Issue No. 79, April/May 2005
Is anyone thinking what we're thinking?
A Light Look at the 2005 UK Election
Nicola Butler and Rebecca Johnson
05.05.05. Time for the United Kingdom to go to the ballot box.
Time for the politicians to listen (for a change), to kiss babies,
dodge flying eggs, avoid punching potential voters, and launch
their political manifestos for the 2005 election.
The Conservatives went first with the intriguingly titled "Are
you thinking what we're thinking?" This is a slim volume which
appears to have been hand written by a beaming Michael Howard
(nothing of the night about him nowadays). Actually what we're
thinking is, can that seriously be the title of your manifesto? And
are you thinking coherently at all?
What the Conservatives are thinking about nuclear policy or
international security we may never know, as the manifesto does not
say. Though it is clear from it that they think the real threat
Britons face in the twenty first century is from Europe. We will
never give up our "valuable freedom... We will not join the
Labour, meanwhile, wants to persuade us it is taking "Britain:
Forward Not Back" - or was that backwards not sideways? Vote
for Tony Blair and you may or may not get Gordon Brown. Anyway,
they've published a little red book about it all, which they
launched in game-show style with co-ordinating little red outfits.
It seems that in 2005 Labour, or should that still be 'New Labour',
is "committed to retaining the independent nuclear deterrent",
paving the way for a decision on whether to replace Trident in the
next parliament. Don't forget how Tony Blair pledged in 1997 that
he was man enough to push the button.
All that earnest stuff about supporting the CTBT and verifying
the BWC that was in the last manifesto has disappeared, which is
what happens when Washington helps you write your foreign policy.
Instead, this Labour government seems stuck in the 1970s, still
urging "states not yet party to non-proliferation treaties, notably
the Nuclear Non-Proliferation Treaty, to join". So, no mention of
full compliance with our own treaty obligations, or ensuring that
the NPT has the institutional powers to enforce its own provisions
to ensure that states who became party to the treaty don't leave it
and develop nuclear bombs.
Labour wants us to believe them that nuclear weapons are
necessary for deterrence - not to deter terrorists (everyone knows
that won't work), nor for the Russians or even the French (though
we can't bear the thought of letting France be Europe's sole
nuclear power, so we'd insist on keeping ours as long as they have
theirs). No, Labour's nuclear weapons are to deter the tabloids
(from portraying Labour as soft on defence). That's also the more
likely reason for going to war on Iraq than to imagine that Blair
really believed the nonsense he span about Iraqi WMD being 45
The Liberal Democrats are, they tell us, the REAL alternative
(with BLOCK CAPITALS). Like Labour, before they went forwards not
back, the Lib Dems are going to simultaneously "work for the
elimination of nuclear weapons" and "retain the UK's current
minimum nuclear deterrent for the foreseeable future". So, two
REALLY incompatible alternative policies in one manifesto.
The Scottish Nationalist Party has Sean Connery's sexy Bond
voice purring in your ear: "If Scotland matters to you, make it
matter in May". As a manifesto title, it's less snappy than the
Tories with more block capitals than the Lib Dems, and leaves us
wondering about the other eleven months of the year.
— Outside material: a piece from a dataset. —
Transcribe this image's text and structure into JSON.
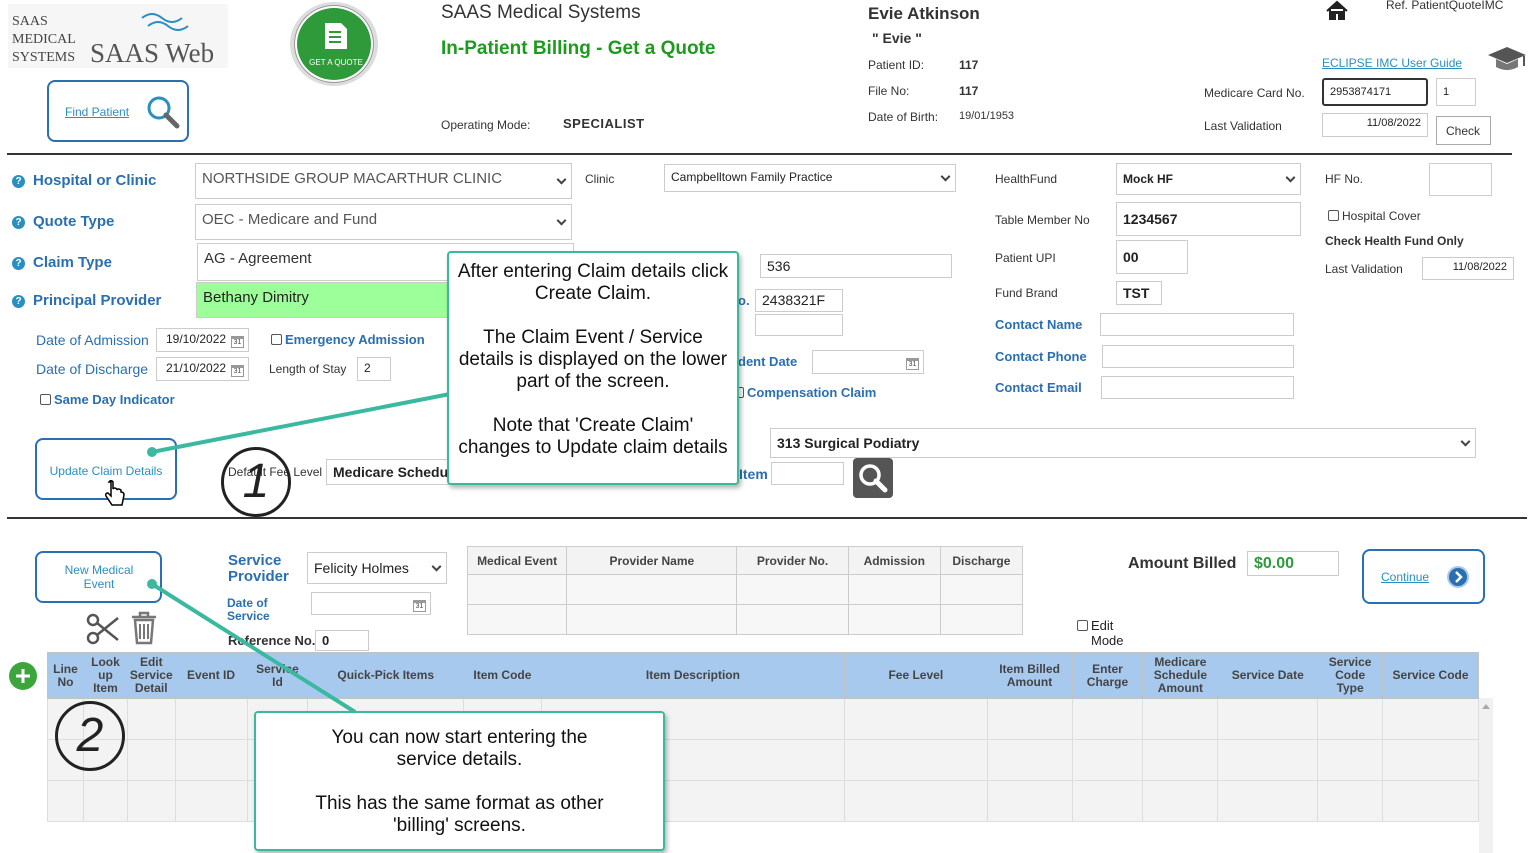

However, the
SNP are not afraid to be firmly committed to "no nuclear weapons"
on "independent Scottish soil". Though the nuclear submarines are
generally in Scottish waters rather than on Scottish soil, the
independent British warheads for Trident are carried up and down
the roads of Scotland and England from Aldermaston, west of London,
to Faslane, west of Glasgow. So I think we can take it that the SNP
would put a stop to that. And they're not keen on NATO either
(though the EU is quite popular).
Plaid Cymru, the Welsh nationalist party, are going to
"Adeiladwn Gymru Newyd". For all you non-Welsh speakers, that's
"Build a Better Wales". Like the SNP, Plaid Cymru are committed to
opposing "all weapons of mass destruction, including the UK's
nuclear weapons". Luckily for them, they don't have any nuclear
weapons on Welsh soil, though plutonium waste from Sellafield
contaminates the north Wales coast before heading across to
The Green Party manifesto announces that it is making "Real
Progress". The Greens are committed to "pursuing immediate and
unconditional nuclear disarmament", putting peace, sustainable
energy and local democracy high on their agenda. In addition, the
post-2003 Respect Party is appealing for... er... respect. And both
a Menwith Hill protester and the father of a young soldier killed
in Iraq are standing against Tony Blair in his north England
constituency of Sedgefield, which must say something.
Back to the top of page
© 2005 The Acronym Institute.